Estonian Librarians' Association

The mission of the Estonian Librarians' Association is to help preserve Estonian national identity through appreciation, preservation, development and acknowledgement of libraries in Estonia.

The vision of the Estonian Librarians' Association is to bring together different types of libraries and librarians while acting as a policymaker, treasurer and moderator of information. The Association is a trustworthy partner for the state, civil societies and the private sector.

A Brief History

The founding congress of the Estonian Librarians' Association was held in February 1923 in Tallinn, with the participation of 54 librarians from all over the country. The congress was the first attempt to unite librarians in order to improve the quality of librarianship in Estonia.
The Association had only 17 years, from 1923 until 1940, to take action before the Second World War, and they started practically from zero: at that time the university offered no degree in librarianship in Estonia, there existed no state network of libraries and the libraries did not have their own buildings or rooms or financing. At schools and in the local communities librarians worked without salary. The first undertaking of the Association was to organize training courses for librarians. That began in 1924, and until 1940 they managed to give 36 courses.

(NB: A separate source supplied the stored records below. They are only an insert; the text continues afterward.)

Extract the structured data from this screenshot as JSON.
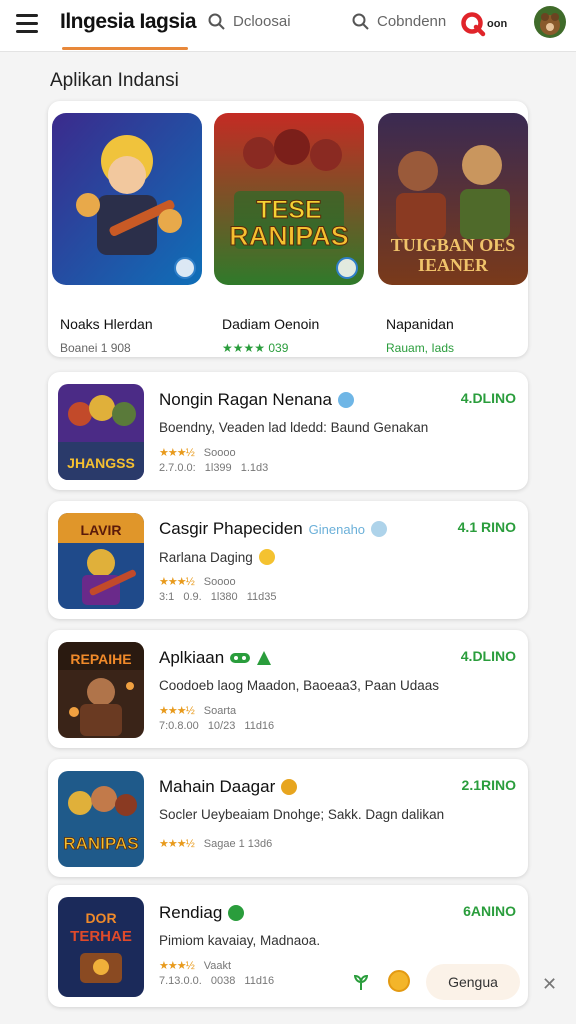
{
  "header": {
    "title": "Ilngesia Iagsia",
    "search_primary": "Dcloosai",
    "search_secondary": "Cobndenn",
    "logo_text": "oon"
  },
  "section": {
    "title": "Aplikan Indansi"
  },
  "featured": [
    {
      "name": "Noaks Hlerdan",
      "meta": "Boanei 1 908",
      "meta_style": "gray",
      "art_text": ""
    },
    {
      "name": "Dadiam Oenoin",
      "meta": "★★★★ 039",
      "meta_style": "green",
      "art_text": "TESE RANIPAS"
    },
    {
      "name": "Napanidan",
      "meta": "Rauam, Iads",
      "meta_style": "green",
      "art_text": "TUIGBAN OES IEANER"
    }
  ],
  "apps": [
    {
      "name": "Nongin Ragan Nenana",
      "desc": "Boendny, Veaden lad ldedd: Baund Genakan",
      "stars": "★★★½",
      "rating": "Soooo",
      "sub": "2.7.0.0: 1l399 1.1d3",
      "price": "4.DLINO",
      "tag": "",
      "art_text": "JHANGSS"
    },
    {
      "name": "Casgir Phapeciden",
      "desc": "Rarlana Daging",
      "stars": "★★★½",
      "rating": "Soooo",
      "sub": "3:1 0.9. 1l380 11d35",
      "price": "4.1 RINO",
      "tag": "Ginenaho",
      "art_text": "LAVIR"
    },
    {
      "name": "Aplkiaan",
      "desc": "Coodoeb laog Maadon, Baoeaa3, Paan Udaas",
      "stars": "★★★½",
      "rating": "Soarta",
      "sub": "7:0.8.00 10/23 11d16",
      "price": "4.DLINO",
      "tag": "",
      "art_text": "REPAIHE"
    },
    {
      "name": "Mahain Daagar",
      "desc": "Socler Ueybeaiam Dnohge; Sakk. Dagn dalikan",
      "stars": "★★★½",
      "rating": "Sagae 1 13d6",
      "sub": "",
      "price": "2.1RINO",
      "tag": "",
      "art_text": "RANIPAS"
    },
    {
      "name": "Rendiag",
      "desc": "Pimiom kavaiay, Madnaoa.",
      "stars": "★★★½",
      "rating": "Vaakt",
      "sub": "7.13.0.0. 0038 11d16",
      "price": "6ANINO",
      "tag": "",
      "art_text": "TERHAE"
    }
  ],
  "bottom_bar": {
    "button_label": "Gengua",
    "close_label": "✕"
  },
  "colors": {
    "accent": "#e8883a",
    "price_green": "#2a9d3c",
    "star_orange": "#e89a1c",
    "background": "#f4f4f4"
  }
}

A difficult task for the Association was to prepare the Libraries Act for the Parliament, which was passed in 1924. The Act stated that one copy of every publication printed in Estonia is to be sent to the Tallinn City Library. Thanks to this new law, the collections of the Tallinn libraries came to be well provided. The Libraries Act set a firm ground for the development of public libraries and made books easily accessible for everyone at the libraries.
In the 1920s the Estonian Ministry of Education created a position for an advisor who, besides other responsibilities addressed problems dealing with libraries.

In 1923 the Association started publishing their own journal which was, and still is called "Raamatukogu" (The Library).

The Soviet invasion put an end to the Association’s existence, but a department for libraries worked under the Ministry of Culture and studies in librarianship became available at the university. A network of libraries was created all over Estonia.

The year 1988, in the time of the “Singing Revolution” and “Perestroika”, a few years before independence, was a very lively period in Estonia when many societies and associations were newly created or brought back to life after having been prohibited under the Soviet regime. Such was the case also with the Estonian Librarians' Association. ELA was among the first organisations that restarted their work when favourable conditions emerged after the end of the Soviet occupation. In the twenty years that followed, a lot has changed. But the mission of the Association has not: promotion of librarianship, development of vocational education for librarians and the protection of vocational interests of librarians were set as goals of the Association already in the first statutes that was passed at the first congress in 1923. These goals have remained the priority of the Association until this day.